In a perfect world we would have a blend of mobility and flexibility as a physical feature, and positional joint stiffness as an ability. If you have both you could twist like Barishnakov and jump like Lebron. Your body could use that stiffness when needed, and still be able to stretch, bend, and get into athletic positions.
Still not sold on this stiffness thing? Try this analogy I use when communicating this concept to my athletes. Think of a fully inflated basketball. The outside texture doesn’t have any give to it. You squeeze it, and it doesn’t collapse under the force of your hands. Now think of a half inflated basketball. A slight push will distort the ball easily. There’s no push back or stiffness to the ball itself. Now, which one bounces higher? The inflated one of course! The balls ability to not collapse on itself and bounce high is exactly the sort of quality we want out of our athletes. Their leg hits the ground, they stay solid and stiff, and they bounce on to that next step or jump.Below I have listed three easy things you can do to help increase your own lower leg stiffness:
- Standing and seated calf raises- A often overlooked exercise, the standing (gastroc) and seated (soleus) calf raises work your toes, feet, ankles, and both calf muscles in ways you don’t get out of bigger compound movements. The ability for these lower leg muscles to resist force is critical in delivering a blow into the ground when running or jumping.

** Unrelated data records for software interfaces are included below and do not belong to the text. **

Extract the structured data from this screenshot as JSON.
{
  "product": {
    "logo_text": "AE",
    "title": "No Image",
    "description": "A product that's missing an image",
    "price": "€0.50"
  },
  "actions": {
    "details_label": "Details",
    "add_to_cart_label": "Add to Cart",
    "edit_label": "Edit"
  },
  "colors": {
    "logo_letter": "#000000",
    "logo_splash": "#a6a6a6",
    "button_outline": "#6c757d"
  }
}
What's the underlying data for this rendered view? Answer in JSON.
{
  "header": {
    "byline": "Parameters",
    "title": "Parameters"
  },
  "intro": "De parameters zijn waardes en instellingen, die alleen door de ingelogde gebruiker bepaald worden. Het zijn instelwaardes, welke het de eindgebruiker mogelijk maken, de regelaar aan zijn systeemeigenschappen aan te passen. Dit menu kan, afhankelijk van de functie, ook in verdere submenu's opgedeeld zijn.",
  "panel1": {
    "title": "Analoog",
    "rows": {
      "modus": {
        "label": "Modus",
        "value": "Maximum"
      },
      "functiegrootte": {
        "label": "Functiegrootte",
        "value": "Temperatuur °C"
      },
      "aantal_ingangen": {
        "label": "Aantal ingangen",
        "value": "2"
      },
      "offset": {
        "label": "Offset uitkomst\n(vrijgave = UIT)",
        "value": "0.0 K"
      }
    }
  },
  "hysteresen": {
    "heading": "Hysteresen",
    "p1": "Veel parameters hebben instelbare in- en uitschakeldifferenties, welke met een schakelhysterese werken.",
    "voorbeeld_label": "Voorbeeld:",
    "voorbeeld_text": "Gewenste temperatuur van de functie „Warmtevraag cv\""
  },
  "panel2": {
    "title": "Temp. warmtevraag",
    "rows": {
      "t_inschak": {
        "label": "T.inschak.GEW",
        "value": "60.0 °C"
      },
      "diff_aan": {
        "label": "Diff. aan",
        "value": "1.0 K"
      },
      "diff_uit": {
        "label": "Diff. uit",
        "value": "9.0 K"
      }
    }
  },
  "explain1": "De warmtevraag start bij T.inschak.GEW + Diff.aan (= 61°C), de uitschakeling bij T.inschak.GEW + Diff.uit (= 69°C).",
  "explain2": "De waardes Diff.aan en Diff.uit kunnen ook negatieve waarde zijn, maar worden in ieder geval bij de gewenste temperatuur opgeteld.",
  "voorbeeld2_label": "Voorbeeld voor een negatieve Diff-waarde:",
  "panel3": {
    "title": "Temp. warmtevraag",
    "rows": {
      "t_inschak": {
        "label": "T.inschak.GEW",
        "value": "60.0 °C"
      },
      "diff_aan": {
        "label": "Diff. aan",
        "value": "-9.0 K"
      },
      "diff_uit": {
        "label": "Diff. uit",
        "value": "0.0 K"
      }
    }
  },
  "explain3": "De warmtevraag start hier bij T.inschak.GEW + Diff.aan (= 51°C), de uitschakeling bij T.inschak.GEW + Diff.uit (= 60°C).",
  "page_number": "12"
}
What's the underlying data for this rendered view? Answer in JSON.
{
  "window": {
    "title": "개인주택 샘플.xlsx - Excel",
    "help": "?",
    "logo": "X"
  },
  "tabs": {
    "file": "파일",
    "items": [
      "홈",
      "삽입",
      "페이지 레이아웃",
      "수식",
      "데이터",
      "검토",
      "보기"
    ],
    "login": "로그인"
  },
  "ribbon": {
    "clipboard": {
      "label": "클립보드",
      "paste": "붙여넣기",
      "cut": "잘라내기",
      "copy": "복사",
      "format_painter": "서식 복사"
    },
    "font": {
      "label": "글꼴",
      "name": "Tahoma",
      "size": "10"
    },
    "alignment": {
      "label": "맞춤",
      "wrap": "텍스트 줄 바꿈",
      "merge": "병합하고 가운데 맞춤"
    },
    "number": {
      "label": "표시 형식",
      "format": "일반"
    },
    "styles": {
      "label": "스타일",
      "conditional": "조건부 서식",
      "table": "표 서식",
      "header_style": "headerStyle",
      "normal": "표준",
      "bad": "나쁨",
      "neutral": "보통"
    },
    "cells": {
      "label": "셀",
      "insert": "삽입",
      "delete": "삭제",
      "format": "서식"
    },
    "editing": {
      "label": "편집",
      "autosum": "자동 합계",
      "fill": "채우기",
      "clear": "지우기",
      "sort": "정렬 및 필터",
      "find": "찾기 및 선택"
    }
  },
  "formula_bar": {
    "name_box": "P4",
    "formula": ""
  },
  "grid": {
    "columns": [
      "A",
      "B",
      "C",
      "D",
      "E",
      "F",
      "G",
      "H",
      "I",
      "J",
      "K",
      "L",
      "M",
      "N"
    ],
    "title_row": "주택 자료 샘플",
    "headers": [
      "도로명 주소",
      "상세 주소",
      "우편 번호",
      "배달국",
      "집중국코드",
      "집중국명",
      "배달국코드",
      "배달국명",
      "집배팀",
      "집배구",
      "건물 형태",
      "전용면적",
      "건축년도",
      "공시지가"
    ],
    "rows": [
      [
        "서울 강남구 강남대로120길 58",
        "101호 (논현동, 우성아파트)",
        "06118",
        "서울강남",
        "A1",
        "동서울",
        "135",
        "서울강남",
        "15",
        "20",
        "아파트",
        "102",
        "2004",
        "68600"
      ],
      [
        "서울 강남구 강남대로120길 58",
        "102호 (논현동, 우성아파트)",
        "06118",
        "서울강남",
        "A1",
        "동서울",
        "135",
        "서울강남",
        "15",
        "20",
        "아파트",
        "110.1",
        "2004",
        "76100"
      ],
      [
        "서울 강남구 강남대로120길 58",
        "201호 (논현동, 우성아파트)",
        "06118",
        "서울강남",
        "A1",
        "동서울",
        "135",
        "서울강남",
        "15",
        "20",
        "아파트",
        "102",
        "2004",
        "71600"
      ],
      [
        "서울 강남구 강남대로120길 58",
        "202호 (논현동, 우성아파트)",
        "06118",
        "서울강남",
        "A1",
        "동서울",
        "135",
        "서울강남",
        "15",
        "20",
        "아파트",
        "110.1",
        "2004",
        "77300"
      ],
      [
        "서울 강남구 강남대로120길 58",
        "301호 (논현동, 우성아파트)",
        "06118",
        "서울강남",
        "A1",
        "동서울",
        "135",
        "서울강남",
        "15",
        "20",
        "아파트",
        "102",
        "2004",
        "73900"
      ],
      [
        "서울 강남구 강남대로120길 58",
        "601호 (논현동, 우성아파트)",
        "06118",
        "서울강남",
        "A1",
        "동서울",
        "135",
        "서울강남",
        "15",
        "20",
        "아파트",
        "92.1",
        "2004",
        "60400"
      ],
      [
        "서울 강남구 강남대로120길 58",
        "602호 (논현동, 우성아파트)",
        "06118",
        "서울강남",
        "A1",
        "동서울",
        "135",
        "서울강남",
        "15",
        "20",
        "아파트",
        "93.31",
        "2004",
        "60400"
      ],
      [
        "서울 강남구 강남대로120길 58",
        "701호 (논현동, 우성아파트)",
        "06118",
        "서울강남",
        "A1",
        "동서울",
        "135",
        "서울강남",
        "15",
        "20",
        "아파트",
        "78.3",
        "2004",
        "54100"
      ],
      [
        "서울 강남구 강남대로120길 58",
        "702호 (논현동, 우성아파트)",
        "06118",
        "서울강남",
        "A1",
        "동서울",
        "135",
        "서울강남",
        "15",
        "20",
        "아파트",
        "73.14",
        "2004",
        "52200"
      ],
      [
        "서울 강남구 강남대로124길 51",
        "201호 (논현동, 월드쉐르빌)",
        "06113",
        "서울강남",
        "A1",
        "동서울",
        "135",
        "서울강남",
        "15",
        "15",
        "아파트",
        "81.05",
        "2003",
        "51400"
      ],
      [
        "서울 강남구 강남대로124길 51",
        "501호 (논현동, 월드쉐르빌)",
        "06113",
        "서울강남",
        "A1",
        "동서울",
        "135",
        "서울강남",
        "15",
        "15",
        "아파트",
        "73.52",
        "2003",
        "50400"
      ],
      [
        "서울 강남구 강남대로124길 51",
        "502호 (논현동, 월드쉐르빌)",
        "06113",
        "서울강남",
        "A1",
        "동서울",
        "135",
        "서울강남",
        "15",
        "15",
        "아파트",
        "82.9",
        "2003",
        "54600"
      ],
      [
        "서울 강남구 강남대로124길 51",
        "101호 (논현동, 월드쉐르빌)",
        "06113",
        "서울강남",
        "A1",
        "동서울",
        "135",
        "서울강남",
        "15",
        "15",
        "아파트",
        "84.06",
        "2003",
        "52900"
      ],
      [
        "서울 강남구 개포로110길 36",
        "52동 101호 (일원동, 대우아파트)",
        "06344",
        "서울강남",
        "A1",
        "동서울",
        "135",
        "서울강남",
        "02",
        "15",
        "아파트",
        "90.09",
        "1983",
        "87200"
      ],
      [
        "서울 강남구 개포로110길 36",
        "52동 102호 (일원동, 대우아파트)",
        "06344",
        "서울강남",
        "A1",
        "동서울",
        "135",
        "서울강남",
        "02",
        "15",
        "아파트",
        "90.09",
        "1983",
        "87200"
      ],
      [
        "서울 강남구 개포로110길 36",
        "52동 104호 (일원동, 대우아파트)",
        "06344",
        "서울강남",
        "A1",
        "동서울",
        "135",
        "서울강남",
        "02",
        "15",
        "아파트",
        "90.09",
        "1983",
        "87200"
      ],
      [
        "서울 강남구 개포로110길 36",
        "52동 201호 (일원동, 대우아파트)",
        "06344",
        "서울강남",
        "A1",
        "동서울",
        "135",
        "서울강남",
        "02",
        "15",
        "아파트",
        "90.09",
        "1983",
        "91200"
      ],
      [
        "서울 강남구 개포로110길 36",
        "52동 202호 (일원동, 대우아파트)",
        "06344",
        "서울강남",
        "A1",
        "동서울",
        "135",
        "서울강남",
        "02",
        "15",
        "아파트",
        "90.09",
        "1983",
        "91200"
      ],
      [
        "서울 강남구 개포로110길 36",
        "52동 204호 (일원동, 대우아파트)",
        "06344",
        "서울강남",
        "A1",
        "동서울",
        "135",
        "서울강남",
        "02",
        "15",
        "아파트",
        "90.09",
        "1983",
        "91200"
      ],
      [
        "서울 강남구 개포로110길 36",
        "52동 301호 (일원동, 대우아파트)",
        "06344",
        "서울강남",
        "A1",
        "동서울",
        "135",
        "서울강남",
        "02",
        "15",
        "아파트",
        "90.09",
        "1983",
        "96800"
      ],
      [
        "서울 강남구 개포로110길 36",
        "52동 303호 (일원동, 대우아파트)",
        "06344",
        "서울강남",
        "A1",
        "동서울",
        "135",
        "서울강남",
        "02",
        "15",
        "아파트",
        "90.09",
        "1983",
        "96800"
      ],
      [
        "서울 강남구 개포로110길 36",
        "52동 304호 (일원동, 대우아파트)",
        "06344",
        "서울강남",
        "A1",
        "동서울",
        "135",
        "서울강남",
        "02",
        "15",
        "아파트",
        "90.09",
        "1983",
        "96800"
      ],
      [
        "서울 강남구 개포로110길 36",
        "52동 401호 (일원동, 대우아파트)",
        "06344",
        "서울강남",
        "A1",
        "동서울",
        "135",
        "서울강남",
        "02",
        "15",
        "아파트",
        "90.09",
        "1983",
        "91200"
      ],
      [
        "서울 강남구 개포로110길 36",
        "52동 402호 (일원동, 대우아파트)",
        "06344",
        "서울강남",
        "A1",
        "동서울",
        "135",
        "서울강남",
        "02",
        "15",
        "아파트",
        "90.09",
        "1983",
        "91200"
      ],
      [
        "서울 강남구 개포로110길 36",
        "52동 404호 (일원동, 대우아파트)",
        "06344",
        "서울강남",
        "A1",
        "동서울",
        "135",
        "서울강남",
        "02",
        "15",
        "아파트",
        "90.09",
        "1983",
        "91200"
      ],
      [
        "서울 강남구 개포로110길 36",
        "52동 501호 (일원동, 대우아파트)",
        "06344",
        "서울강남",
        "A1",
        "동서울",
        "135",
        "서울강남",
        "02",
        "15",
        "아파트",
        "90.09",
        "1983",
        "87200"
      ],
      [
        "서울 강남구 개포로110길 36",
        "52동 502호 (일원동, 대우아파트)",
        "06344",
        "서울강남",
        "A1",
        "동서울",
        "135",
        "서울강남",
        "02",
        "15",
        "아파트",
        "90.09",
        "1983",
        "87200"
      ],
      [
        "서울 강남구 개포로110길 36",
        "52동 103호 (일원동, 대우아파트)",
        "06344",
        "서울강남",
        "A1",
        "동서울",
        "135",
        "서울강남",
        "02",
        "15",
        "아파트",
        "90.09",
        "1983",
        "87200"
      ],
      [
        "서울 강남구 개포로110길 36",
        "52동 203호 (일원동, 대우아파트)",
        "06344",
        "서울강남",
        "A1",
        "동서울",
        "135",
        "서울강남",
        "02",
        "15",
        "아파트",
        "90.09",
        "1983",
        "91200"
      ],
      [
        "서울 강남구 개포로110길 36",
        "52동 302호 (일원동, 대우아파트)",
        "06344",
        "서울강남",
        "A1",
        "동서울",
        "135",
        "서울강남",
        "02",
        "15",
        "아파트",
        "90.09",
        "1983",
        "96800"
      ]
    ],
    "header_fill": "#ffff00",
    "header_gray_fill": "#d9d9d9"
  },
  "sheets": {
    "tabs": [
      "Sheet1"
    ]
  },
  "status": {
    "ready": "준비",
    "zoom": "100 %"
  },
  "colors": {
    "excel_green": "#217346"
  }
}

- Run Shoe-less- Keep it primal and work those feet the way they were intended. But, be conscious of the surface. Cavemen didn’t have blacktop to contend with while chasing the wily antelope on the African Savannah. I would make a point of running shoe-less on field turf or softer grass. Those surfaces are much friendlier on the body than flying up and down the pavement sans shoes. The beauty of running shoe-less is that it can almost instantly fix up any heel striking issues, and the lack of cushioning from shoes requires the whole foot, ankle, and achillies to adapt to the stressors of running free footed. The more robust the foot and ankle become, the springier you will be once that adaptation takes place.
- Jump or better yet, land- Jumping is a fantastic way to develop full body power, coordination, and reactivity. But it’s the landing that really can provide positive adaptations in the lower limb and beyond. On every landing in a jump your foot can either hit the ground stay solid and jump again (think of the basketball analogy) or it can collapse on itself and lose the ability to use that descending force. The higher the fall, the greater the force. That’s a big reason why many coaches love altitude drops and depth jumps. Both exercises introduce impacts on the body you cant get with traditional barbell exercises alone.